Hearing loss is about twice as common in people with diabetes, so the Better Hearing Institute (BHI) is urging people with diabetes to get their hearing checked and to make it a routine part of the their diabetes care and management—all in recognition of American Diabetes Association Alert Day®, which is March 25th.
BHI is offering a free, quick, and confidential online hearing check at www.BetterHearing.org. Everyone can take the confidential online survey to determine if they need a comprehensive hearing test by a hearing care professional.
BHI also is encouraging all adults to find out if they’re at risk for developing type 2 diabetes by taking the American Diabetes Association’s Diabetes Risk Test. Although Alert Day is a 1-day event, the Diabetes Risk Test and the BHI Hearing Check are available year-round.
What’s the Diabetes-Hearing Health Connection?
Hearing depends on small blood vessels and nerves in the inner ear. Studies have shown that people with diabetes have a higher rate of hearing loss than people without diabetes. Although the relationship between diabetes and hearing loss is still being investigated, researchers theorize that, over time, high blood glucose levels can damage the blood vessels and nerves of the inner ear, diminishing the ability to hear.
In a published study in The Journal of Clinical Endocrinology & Metabolism, researchers found that people with diabetes were 2.15 times as likely as those without the disease to have hearing loss. Surprisingly, when broken down by age, the younger group was at greater risk. The results showed that those 60 and younger with diabetes were 2.61 times more likely to have hearing loss, while the risk for those older than 60 was 1.58 times higher.

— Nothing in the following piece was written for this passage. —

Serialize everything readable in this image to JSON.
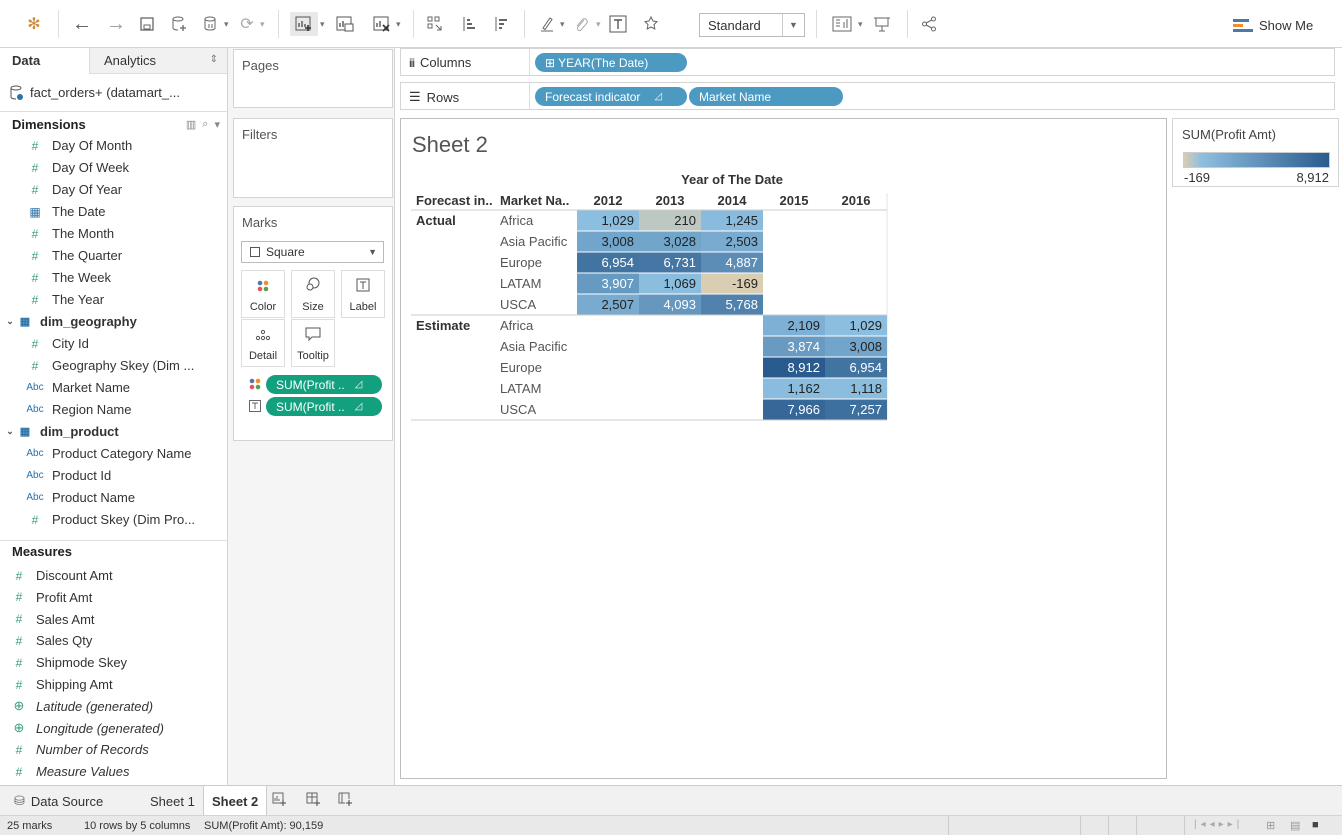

The meta-analysis looked at 13 previous studies that examined the link between diabetes and hearing loss.
“Our findings support routine hearing screenings for people with diabetes starting at an earlier age than for people without the disease,” said Professor Hirohito Sone of the Department of Internal Medicine at Niigata University School of Medicine in Japan. “From a preventive healthcare perspective, this is very important because we know that when left untreated, hearing loss can exacerbate and perhaps even lead to other health problems, such as depression and dementia, making the diabetes burden even greater.”
Likewise, research also suggests that by keeping diabetes under control, people can help minimize potential diabetes-related hearing damage. Researchers at Henry Ford Hospital in Detroit found that women between the ages of 60 and 75 with well-controlled diabetes had better hearing than women whose diabetes was poorly controlled.
“A certain degree of hearing loss is common with aging, but it is often accelerated in patients with diabetes, especially if blood-glucose levels are not being controlled,” said senior study author Kathleen L. Yaremchuk, MD, chair of the Department of Otolaryngology-Head and Neck Surgery at Henry Ford Hospital in Detroit. “Our study really points to the importance of patients controlling their diabetes and paying attention to their hearing health.”
Unlike eye exams, hearing health examinations are often overlooked in the routine regimen of care for people with diabetes, despite the fact that the vast majority of people with hearing loss can benefit from hearing aids. In fact, almost all of the 400 people who underwent hearing tests at the American Diabetes Association’s EXPO in Portland, Oregon in 2012 said they had never received a physician’s recommendation for a hearing test. Yet more than half of these 400 individuals were found to have hearing loss. And nearly all of them said they did not know that hearing loss is associated with diabetes.
How Hearing Aids May Help
Research shows that hearing loss is frequently associated with other physical, mental, and emotional health conditions, and that people who address their hearing loss often experience better quality of life. About 8 out of 10 hearing aid users, in fact, say they’re satisfied with the changes that have occurred in their lives specifically due to their hearing aids—from how they feel about themselves to the positive changes they see in their relationships, social interactions, and work lives.
When people with even mild hearing loss use hearing aids, they often improve their job performance; enhance their communication skills; increase their earnings potential; improve their professional and interpersonal relationships; stave off depression; gain an enhanced sense of control over their lives; and better their quality of life.
Source: Better Hearing Institute